Various Authors 8:30 a.m., Jan. 20
Low Volts A cross between Elvis and Evel Knievel: someone else's words, not mine. That said, Low Volts is really just one guy, Tim Lowman, who plays smoldering electrified guitar and wails on a kickdrum and sings like a person with little regard for his own tonsils. Last year, Mr. Lowman took home some San Diego Music Awards gold for Best New Artist and Best Blues Album. But is Low Volts really blues? Yeah - if you could call R.L. Burnside or Alvin Youngblood Hart blues.
The Mattson 2 Pat Metheny meets Dick Dale. They strike up a friendship, have a couple of beers, then head off to jam with a bunch of percussionists. That's what this band sounds like: a multitude of surf-jazz-psych guitars and drums. Jared is the guitarist and via digital loops and such electronic trickery he is able to make his twin-neck do the work of four. His twin Jonathan is the other member of Mattson 2 and is a bona fide mind reader. He must be, because he finds the ever-changing Jared pocket and fleshes out the surf jazz vibe with all manner of stylings, from delicate jazz sketches to alt rock flogging.
Hot Snakes Formed in 1999 in San Diego, the two head Snakes are John Reis and Rick Froberg. Both share a little history; they knew each other from the San Diego band Drive Like Jehu. Later, Reis went on to Rocket From The Crypt while Froberg relocated to New York. Such a commute makes the gigging with the Snakes tough, but somehow they pull it off. But then again, Hot Snakes was essentially a side project that started, stopped, and then started again. The music is a bookmark to post-hardcore. And did I say fun? Anything and everything John (Swami) Reis does is fun.
Black Market III Scottie Blinn's newest band started out as Black Market Baby. The trio's name changed, but the membership did not: Blinn's wife, Roxy is on vox/bass, and a newcomer we profiled in the Reader last year named Haley Allen handles the drumming with a decided John Bonham power thud. Blinn re-invented himself years ago as a grease punk and put out some star-powered records that I reviewed for BluesWax and other national blues mags. But I wouldn't call BMIII a blues band. They are in truth a superior cover band featuring obscure nuggets from Tom Waits, Hank Williams, Leadbelly, Jack White, and more in their set.
The Heavy Guilt Imagine Wilco, but as a band in the foggy-minded '60s and anointed with a little Woodstock mud and you have a rough estimate of what the Heavy Guilt are all about. A six piece with its roots in the remains of Alfred Howard's K23 Orchestra, everything good about the rock and roll of some 40 years ago is alive and well here.

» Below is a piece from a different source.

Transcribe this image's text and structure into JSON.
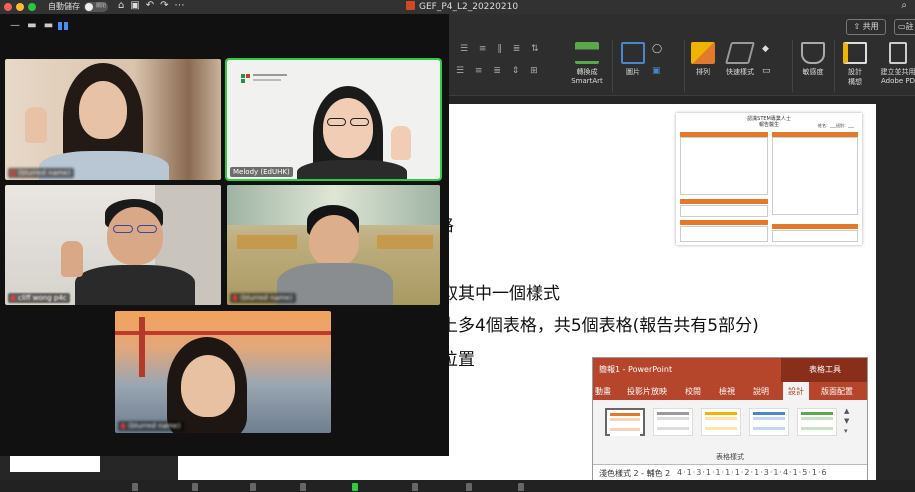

They call themselves psychedelic indie stomp, but that implies chaos, does it not? In reality, the guilty ones reveal themselves in tightly crafted songs that, from start to finish, are a tour of a genre we used to call American garage.